Explanation IV

by zenquaker

I don’t participate in Diversity Day at work. I had actually had the head of the Equal Employment Opportunity office at work come to my cube and discuss this with me.

The Diversity Day thing for that year was designing a door covering highlighting the diversity in each office. They wanted me to put down a bunch of stuff about how I was an Irish-American. I refused, because I’m not an Irish-American. By blood I suppose I am, given that two of my grandparents met on the boat from Ireland, and I have a third Irish grandparent on my mother’s side. Or not, considering I don’t have any Native American blood in me. But Ireland was never a big thing in my family. I wasn’t brought up to think of myself as Irish, and I know little about Irish culture. So it felt false to be proclaiming myself as Irish, and I’m not big on being false.

My lack of participation is what had the head of the EEO office come to my cube. I explained myself as above, but the explanation didn’t feel complete to me. I thought about it some more, and came up with a further explanation.

The diversity movement tells us that racism and prejudice are bad. It tells us that the problem underlying racism and prejudice is that we don’t understand and appreciate each other’s culture. The solution is to celebrate and display our cultures to each other, so that we will better understand and appreciate each other’s culture.

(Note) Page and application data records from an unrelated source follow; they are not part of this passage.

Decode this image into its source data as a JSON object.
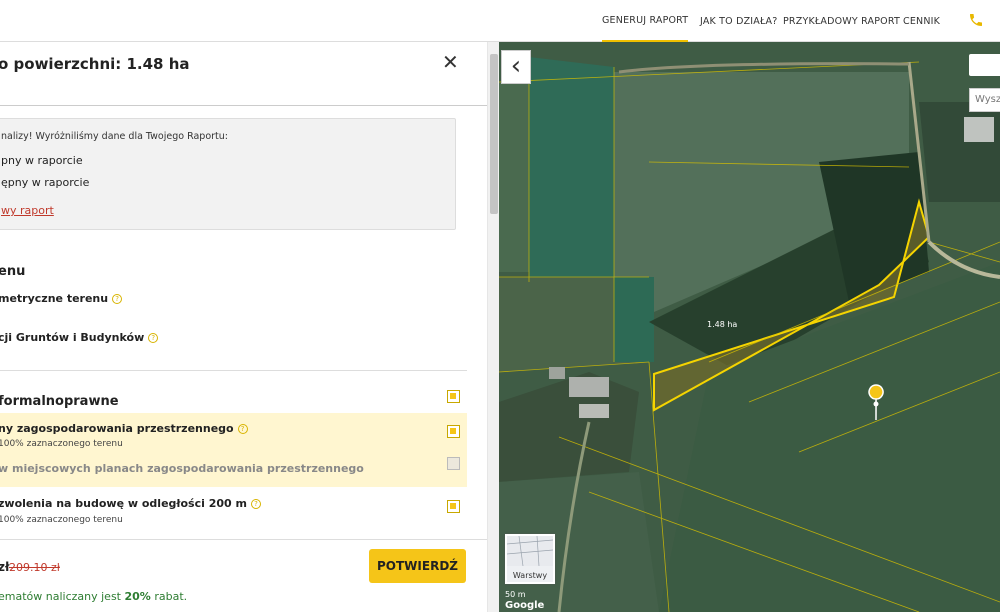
{
  "nav": {
    "items": [
      "GENERUJ RAPORT",
      "JAK TO DZIAŁA?",
      "PRZYKŁADOWY RAPORT",
      "CENNIK"
    ],
    "active": "GENERUJ RAPORT"
  },
  "panel": {
    "title": "o powierzchni: 1.48 ha",
    "info": {
      "intro": "nalizy! Wyróżniliśmy dane dla Twojego Raportu:",
      "line1": "pny w raporcie",
      "line2": "ępny w raporcie",
      "link": "wy raport"
    },
    "section1": {
      "title": "enu",
      "items": [
        {
          "label": "metryczne terenu",
          "sub": ""
        },
        {
          "label": "cji Gruntów i Budynków",
          "sub": ""
        }
      ]
    },
    "section2": {
      "title": "formalnoprawne",
      "items": [
        {
          "label": "ny zagospodarowania przestrzennego",
          "sub": "100% zaznaczonego terenu",
          "checked": true
        },
        {
          "label": "w miejscowych planach zagospodarowania przestrzennego",
          "checked": false
        },
        {
          "label": "zwolenia na budowę w odległości 200 m",
          "sub": "100% zaznaczonego terenu",
          "checked": true
        }
      ]
    },
    "footer": {
      "price_label": "zł",
      "old_price": "209.10 zł",
      "confirm": "POTWIERDŹ",
      "promo_prefix": "ematów naliczany jest ",
      "promo_value": "20%",
      "promo_suffix": " rabat."
    }
  },
  "map": {
    "area_label": "1.48 ha",
    "search_placeholder": "Wyszu",
    "layers_label": "Warstwy",
    "scale": "50 m",
    "logo": "Google"
  },
  "colors": {
    "accent": "#f5c518",
    "link": "#c0392b",
    "promo": "#2e7d32",
    "highlight": "#fff6d0"
  }
}
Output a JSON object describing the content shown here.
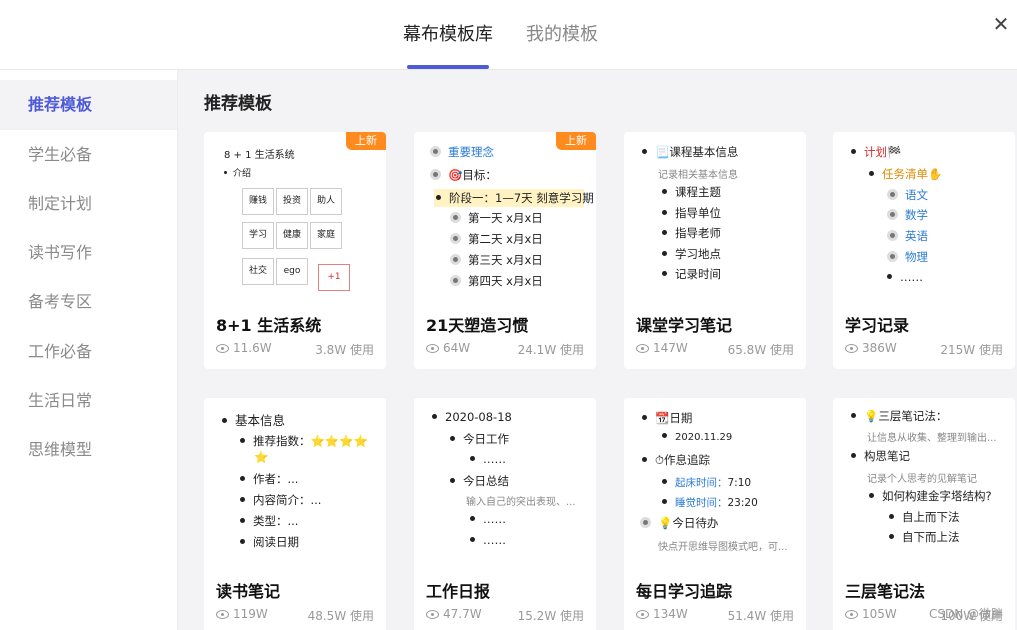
{
  "header": {
    "tabs": [
      {
        "label": "幕布模板库",
        "active": true
      },
      {
        "label": "我的模板",
        "active": false
      }
    ],
    "close_icon": "close-icon"
  },
  "sidebar": {
    "items": [
      {
        "label": "推荐模板",
        "active": true
      },
      {
        "label": "学生必备"
      },
      {
        "label": "制定计划"
      },
      {
        "label": "读书写作"
      },
      {
        "label": "备考专区"
      },
      {
        "label": "工作必备"
      },
      {
        "label": "生活日常"
      },
      {
        "label": "思维模型"
      }
    ]
  },
  "main": {
    "section_title": "推荐模板",
    "badge_label": "上新",
    "cards": [
      {
        "title": "8+1 生活系统",
        "views": "11.6W",
        "uses": "3.8W 使用",
        "badge": true
      },
      {
        "title": "21天塑造习惯",
        "views": "64W",
        "uses": "24.1W 使用",
        "badge": true
      },
      {
        "title": "课堂学习笔记",
        "views": "147W",
        "uses": "65.8W 使用",
        "badge": false
      },
      {
        "title": "学习记录",
        "views": "386W",
        "uses": "215W 使用",
        "badge": false
      },
      {
        "title": "读书笔记",
        "views": "119W",
        "uses": "48.5W 使用",
        "badge": false
      },
      {
        "title": "工作日报",
        "views": "47.7W",
        "uses": "15.2W 使用",
        "badge": false
      },
      {
        "title": "每日学习追踪",
        "views": "134W",
        "uses": "51.4W 使用",
        "badge": false
      },
      {
        "title": "三层笔记法",
        "views": "105W",
        "uses": "100W 使用",
        "badge": false
      }
    ]
  },
  "previews": {
    "c1": {
      "title": "8 + 1 生活系统",
      "sub": "介绍",
      "boxes": [
        "赚钱",
        "投资",
        "助人",
        "学习",
        "健康",
        "家庭",
        "社交",
        "ego",
        "+1"
      ]
    },
    "c2": {
      "l1": "重要理念",
      "l2": "🎯目标：",
      "l3": "阶段一：1—7天 刻意学习期",
      "l4": "第一天 x月x日",
      "l5": "第二天 x月x日",
      "l6": "第三天 x月x日",
      "l7": "第四天 x月x日"
    },
    "c3": {
      "l1": "📃课程基本信息",
      "l2": "记录相关基本信息",
      "l3": "课程主题",
      "l4": "指导单位",
      "l5": "指导老师",
      "l6": "学习地点",
      "l7": "记录时间"
    },
    "c4": {
      "l1": "计划🏁",
      "l2": "任务清单✋",
      "l3": "语文",
      "l4": "数学",
      "l5": "英语",
      "l6": "物理",
      "l7": "……"
    },
    "c5": {
      "l1": "基本信息",
      "l2": "推荐指数：",
      "l2b": "⭐⭐⭐⭐",
      "l2c": "⭐",
      "l3": "作者：...",
      "l4": "内容简介：...",
      "l5": "类型：...",
      "l6": "阅读日期"
    },
    "c6": {
      "l1": "2020-08-18",
      "l2": "今日工作",
      "l3": "……",
      "l4": "今日总结",
      "l5": "输入自己的突出表现、...",
      "l6": "……",
      "l7": "……"
    },
    "c7": {
      "l1": "📆日期",
      "l2": "2020.11.29",
      "l3": "⏱作息追踪",
      "l4a": "起床时间：",
      "l4b": "7:10",
      "l5a": "睡觉时间：",
      "l5b": "23:20",
      "l6": "💡今日待办",
      "l7": "快点开思维导图模式吧，可..."
    },
    "c8": {
      "l1": "💡三层笔记法：",
      "l2": "让信息从收集、整理到输出...",
      "l3": "构思笔记",
      "l4": "记录个人思考的见解笔记",
      "l5": "如何构建金字塔结构?",
      "l6": "自上而下法",
      "l7": "自下而上法"
    }
  },
  "watermark": "CSDN @微胖"
}
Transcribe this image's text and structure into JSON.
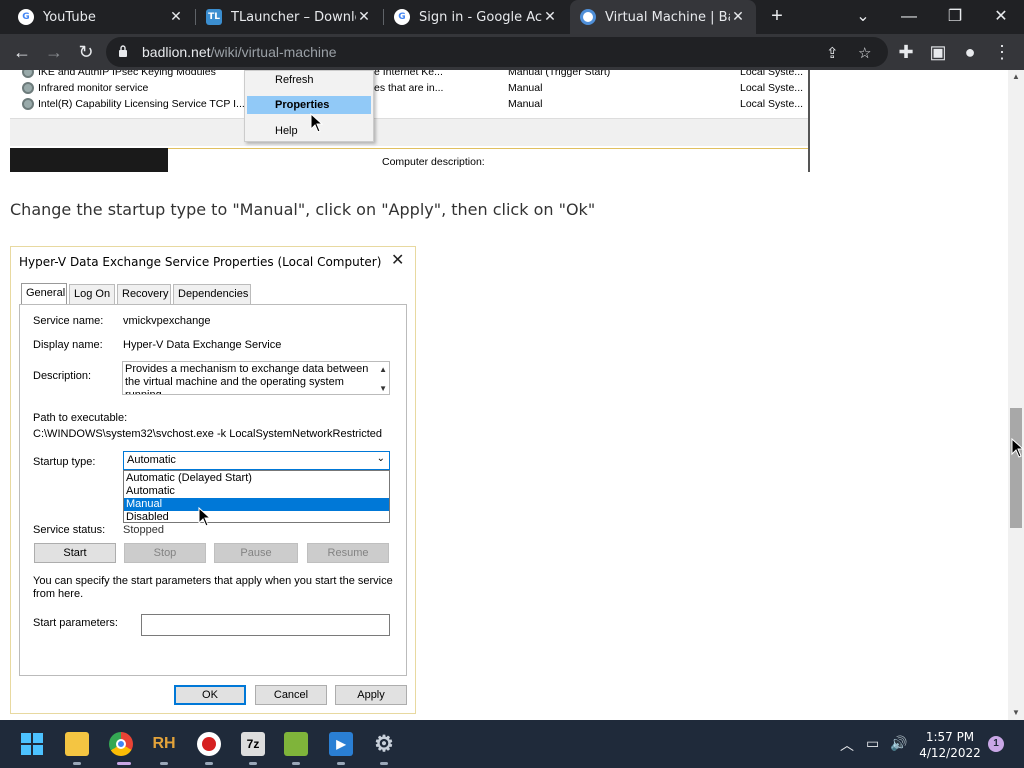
{
  "browser": {
    "tabs": [
      {
        "title": "YouTube",
        "favicon": "google-g-icon"
      },
      {
        "title": "TLauncher – Download",
        "favicon": "tl-icon",
        "favicon_text": "TL"
      },
      {
        "title": "Sign in - Google Accou",
        "favicon": "google-g-icon"
      },
      {
        "title": "Virtual Machine | Badlin",
        "favicon": "badlion-icon",
        "active": true
      }
    ],
    "new_tab": "+",
    "url_domain": "badlion.net",
    "url_path": "/wiki/virtual-machine"
  },
  "services_shot": {
    "rows": [
      {
        "name": "IKE and AuthIP IPsec Keying Modules",
        "desc": "e Internet Ke...",
        "startup": "Manual (Trigger Start)",
        "logon": "Local Syste..."
      },
      {
        "name": "Infrared monitor service",
        "desc": "es that are in...",
        "startup": "Manual",
        "logon": "Local Syste..."
      },
      {
        "name": "Intel(R) Capability Licensing Service TCP I...",
        "desc": "",
        "startup": "Manual",
        "logon": "Local Syste..."
      }
    ],
    "computer_description": "Computer description:",
    "context_menu": [
      "Refresh",
      "Properties",
      "Help"
    ]
  },
  "instruction": "Change the startup type to \"Manual\", click on \"Apply\", then click on \"Ok\"",
  "dialog": {
    "title": "Hyper-V Data Exchange Service Properties (Local Computer)",
    "tabs": [
      "General",
      "Log On",
      "Recovery",
      "Dependencies"
    ],
    "service_name_label": "Service name:",
    "service_name": "vmickvpexchange",
    "display_name_label": "Display name:",
    "display_name": "Hyper-V Data Exchange Service",
    "description_label": "Description:",
    "description": "Provides a mechanism to exchange data between the virtual machine and the operating system running",
    "path_label": "Path to executable:",
    "path": "C:\\WINDOWS\\system32\\svchost.exe -k LocalSystemNetworkRestricted",
    "startup_type_label": "Startup type:",
    "startup_type_value": "Automatic",
    "startup_options": [
      "Automatic (Delayed Start)",
      "Automatic",
      "Manual",
      "Disabled"
    ],
    "selected_option": "Manual",
    "service_status_label": "Service status:",
    "service_status": "Stopped",
    "buttons": {
      "start": "Start",
      "stop": "Stop",
      "pause": "Pause",
      "resume": "Resume"
    },
    "params_hint": "You can specify the start parameters that apply when you start the service from here.",
    "start_params_label": "Start parameters:",
    "ok": "OK",
    "cancel": "Cancel",
    "apply": "Apply"
  },
  "taskbar": {
    "apps": [
      "windows-start-icon",
      "file-explorer-icon",
      "chrome-icon",
      "rh-icon",
      "recorder-icon",
      "7zip-icon",
      "notepad-icon",
      "media-icon",
      "settings-icon"
    ],
    "rh_text": "RH",
    "zip_text": "7z",
    "time": "1:57 PM",
    "date": "4/12/2022",
    "notification_count": "1"
  },
  "colors": {
    "chrome_dark": "#202124",
    "chrome_toolbar": "#35363a",
    "selection_blue": "#0078d7",
    "taskbar": "#1f2a3a"
  }
}
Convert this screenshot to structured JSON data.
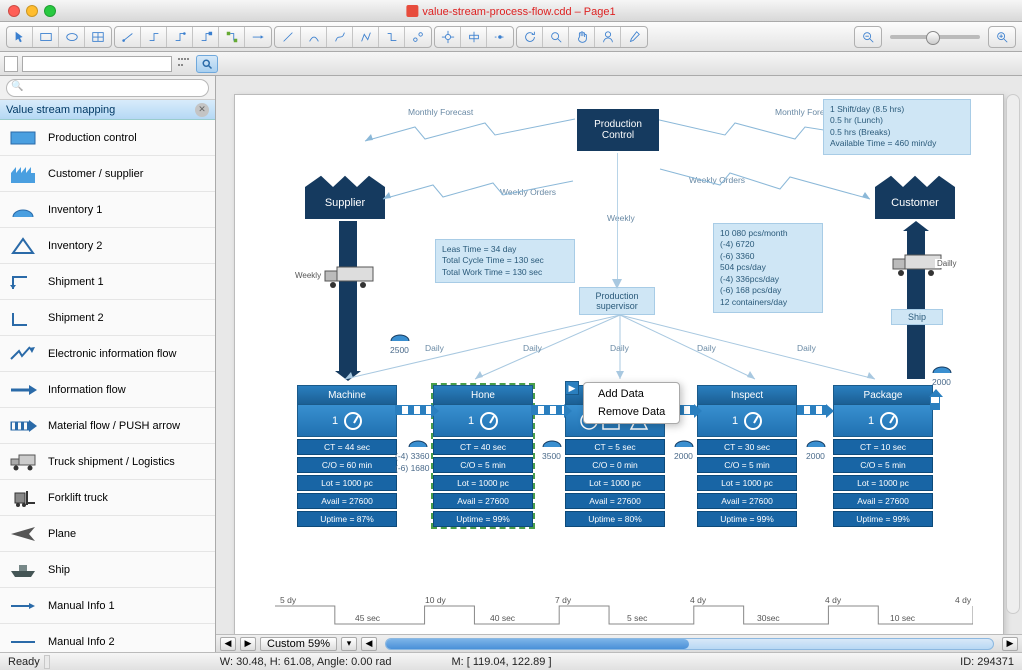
{
  "titlebar": {
    "title": "value-stream-process-flow.cdd – Page1"
  },
  "sidebar": {
    "header": "Value stream mapping",
    "items": [
      {
        "label": "Production control",
        "icon": "rect-blue"
      },
      {
        "label": "Customer / supplier",
        "icon": "factory"
      },
      {
        "label": "Inventory 1",
        "icon": "inv1"
      },
      {
        "label": "Inventory 2",
        "icon": "inv2"
      },
      {
        "label": "Shipment 1",
        "icon": "ship1"
      },
      {
        "label": "Shipment 2",
        "icon": "ship2"
      },
      {
        "label": "Electronic information flow",
        "icon": "zig"
      },
      {
        "label": "Information flow",
        "icon": "arrow"
      },
      {
        "label": "Material flow / PUSH arrow",
        "icon": "push"
      },
      {
        "label": "Truck shipment / Logistics",
        "icon": "truck"
      },
      {
        "label": "Forklift truck",
        "icon": "forklift"
      },
      {
        "label": "Plane",
        "icon": "plane"
      },
      {
        "label": "Ship",
        "icon": "ship"
      },
      {
        "label": "Manual Info 1",
        "icon": "line1"
      },
      {
        "label": "Manual Info 2",
        "icon": "line2"
      }
    ]
  },
  "context_menu": {
    "items": [
      "Add Data",
      "Remove Data"
    ]
  },
  "hscroll": {
    "zoom": "Custom 59%"
  },
  "status": {
    "ready": "Ready",
    "dims": "W: 30.48,  H: 61.08,  Angle: 0.00 rad",
    "mouse": "M: [ 119.04, 122.89 ]",
    "id": "ID: 294371"
  },
  "diagram": {
    "prod_control": "Production Control",
    "supplier": "Supplier",
    "customer": "Customer",
    "monthly": "Monthly Forecast",
    "weekly_orders": "Weekly Orders",
    "weekly": "Weekly",
    "daily": "Daily",
    "prod_sup": "Production supervisor",
    "ship": "Ship",
    "truck_weekly": "Weekly",
    "truck_daily": "Dailly",
    "note_shift": "1 Shift/day (8.5 hrs)\n0.5 hr (Lunch)\n0.5 hrs (Breaks)\nAvailable Time = 460 min/dy",
    "note_lean": "Leas Time = 34 day\nTotal Cycle Time = 130 sec\nTotal Work Time = 130 sec",
    "note_pcs": "10 080 pcs/month\n(-4) 6720\n(-6) 3360\n504 pcs/day\n(-4) 336pcs/day\n(-6) 168 pcs/day\n12 containers/day",
    "inv": {
      "i0": "2500",
      "i1a": "(-4) 3360",
      "i1b": "(-6) 1680",
      "i2": "3500",
      "i3": "2000",
      "i4": "2000",
      "i5": "2000"
    },
    "processes": [
      {
        "name": "Machine",
        "num": "1",
        "rows": [
          "CT = 44 sec",
          "C/O = 60 min",
          "Lot = 1000 pc",
          "Avail = 27600",
          "Uptime = 87%"
        ]
      },
      {
        "name": "Hone",
        "num": "1",
        "rows": [
          "CT = 40 sec",
          "C/O = 5 min",
          "Lot = 1000 pc",
          "Avail = 27600",
          "Uptime = 99%"
        ]
      },
      {
        "name": "",
        "num": "",
        "rows": [
          "CT = 5 sec",
          "C/O = 0 min",
          "Lot = 1000 pc",
          "Avail = 27600",
          "Uptime = 80%"
        ]
      },
      {
        "name": "Inspect",
        "num": "1",
        "rows": [
          "CT = 30 sec",
          "C/O = 5 min",
          "Lot = 1000 pc",
          "Avail = 27600",
          "Uptime = 99%"
        ]
      },
      {
        "name": "Package",
        "num": "1",
        "rows": [
          "CT = 10 sec",
          "C/O = 5 min",
          "Lot = 1000 pc",
          "Avail = 27600",
          "Uptime = 99%"
        ]
      }
    ],
    "timeline": {
      "top": [
        "5 dy",
        "10 dy",
        "7 dy",
        "4 dy",
        "4 dy",
        "4 dy"
      ],
      "bot": [
        "45 sec",
        "40 sec",
        "5 sec",
        "30sec",
        "10 sec"
      ]
    }
  }
}
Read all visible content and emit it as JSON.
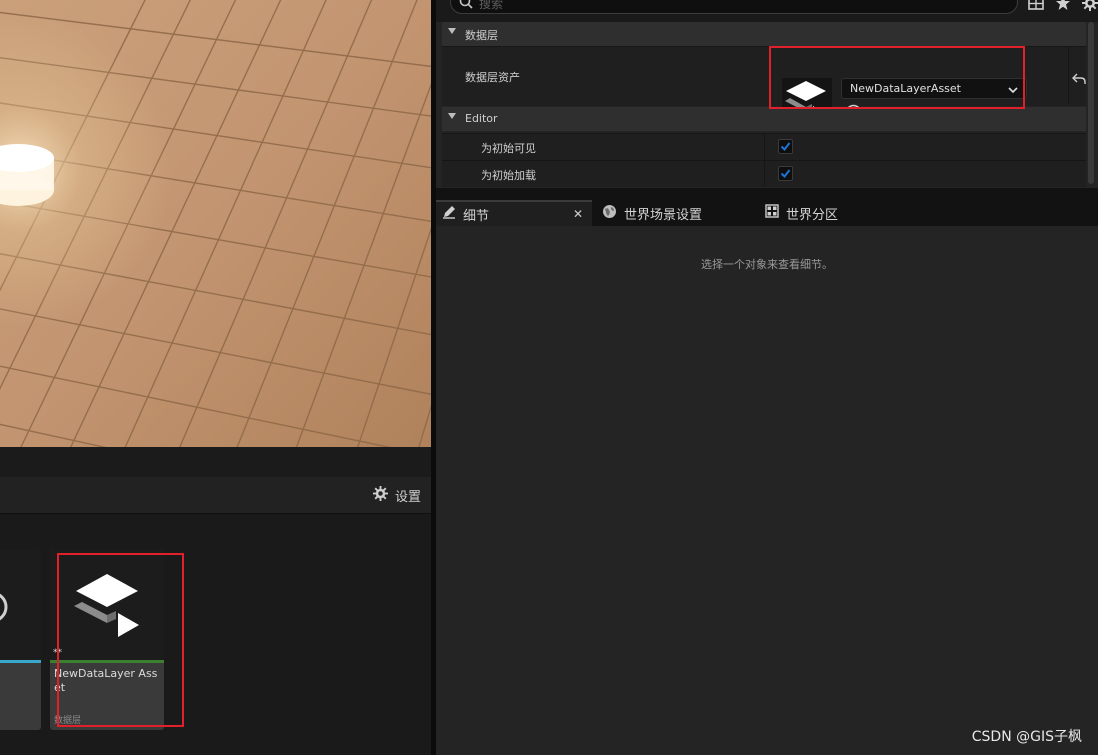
{
  "search": {
    "placeholder": "搜索"
  },
  "data_layer": {
    "section_title": "数据层",
    "asset_label": "数据层资产",
    "asset_value": "NewDataLayerAsset"
  },
  "editor": {
    "section_title": "Editor",
    "initially_visible_label": "为初始可见",
    "initially_loaded_label": "为初始加载",
    "initially_visible": true,
    "initially_loaded": true
  },
  "tabs": [
    {
      "label": "细节",
      "icon": "pencil-icon"
    },
    {
      "label": "世界场景设置",
      "icon": "globe-icon"
    },
    {
      "label": "世界分区",
      "icon": "grid-icon"
    }
  ],
  "details": {
    "empty_message": "选择一个对象来查看细节。"
  },
  "content_browser": {
    "settings_label": "设置",
    "asset_name": "NewDataLayer Asset",
    "asset_type": "数据层",
    "dirty_marker": "**"
  },
  "watermark": "CSDN @GIS子枫",
  "colors": {
    "accent_blue": "#39a7c9",
    "asset_green": "#3d7f31",
    "highlight_red": "#e0202a",
    "checkbox_blue": "#1c74d6"
  }
}
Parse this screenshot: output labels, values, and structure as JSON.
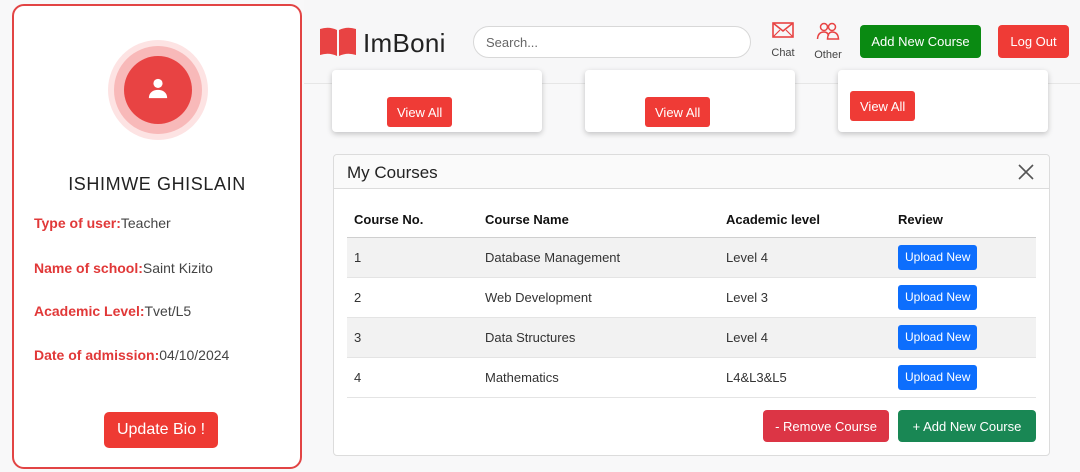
{
  "profile": {
    "name": "ISHIMWE GHISLAIN",
    "avatar_icon": "user-icon",
    "fields": [
      {
        "label": "Type of user:",
        "value": "Teacher"
      },
      {
        "label": "Name of school:",
        "value": "Saint Kizito"
      },
      {
        "label": "Academic Level:",
        "value": "Tvet/L5"
      },
      {
        "label": "Date of admission:",
        "value": "04/10/2024"
      }
    ],
    "update_bio_label": "Update Bio !"
  },
  "header": {
    "brand": "ImBoni",
    "brand_icon": "book-icon",
    "search_placeholder": "Search...",
    "chat_label": "Chat",
    "other_label": "Other",
    "add_course_label": "Add New Course",
    "logout_label": "Log Out"
  },
  "stat_cards": [
    {
      "button_label": "View All"
    },
    {
      "button_label": "View All"
    },
    {
      "button_label": "View All"
    }
  ],
  "courses": {
    "title": "My Courses",
    "columns": [
      "Course No.",
      "Course Name",
      "Academic level",
      "Review"
    ],
    "rows": [
      {
        "no": "1",
        "name": "Database Management",
        "level": "Level 4",
        "review": "Upload New"
      },
      {
        "no": "2",
        "name": "Web Development",
        "level": "Level 3",
        "review": "Upload New"
      },
      {
        "no": "3",
        "name": "Data Structures",
        "level": "Level 4",
        "review": "Upload New"
      },
      {
        "no": "4",
        "name": "Mathematics",
        "level": "L4&L3&L5",
        "review": "Upload New"
      }
    ],
    "remove_label": "- Remove Course",
    "add_label": "+ Add New Course"
  },
  "colors": {
    "accent_red": "#ef3b36",
    "green": "#0a8a12",
    "blue": "#0d6efd"
  }
}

As a Buddhist, I have to disagree with that formulation. I certainly agree that racism and prejudice are bad. But I don’t think the underlying cause is a lack of understanding and appreciation. I would say that the underlying cause is that we believe we actually have a culture, and that we are attached to it. When we encounter another culture, it challenges our belief in our own culture, and our attachment to our culture causes suffering. That suffering generally manifests as fear, which we turn into anger toward the other culture.

But this culture we believe we have is just something we have created in our own minds. It is one of the delusions in which we lose ourselves to suffering. They did a study of race using discriminant functions.* Discriminant functions are statistical functions for classifying observations into categories. They found it was impossible to create discriminant functions that could determine a person’s race based on their genetics. Race doesn’t come from our genes, it is something we have made up, so that we can divide ourselves into us and them and hate them. I believe that if we could specify a person’s cultural genome, you would find the same inability to create a discriminant function that could determine a person’s culture.

If I’m right, then celebrating our differing cultures only exacerbates the problem, by reinforcing our belief in the reality of our culture and by reinforcing our attachment to that belief. When we can let go of the belief that we have different cultures, we can begin to see all the ways that we are the same rather than all the ways that we are different. Then we will all be us, and there will be no them to hate.

I expect that will happen sometime after Glen Beck convinces Al Gore that anthropogenic global warming is a hoax.

* Actually, they did two studies. But one only sampled in the United States, and the other sampled world wide. I’m talking about the latter one.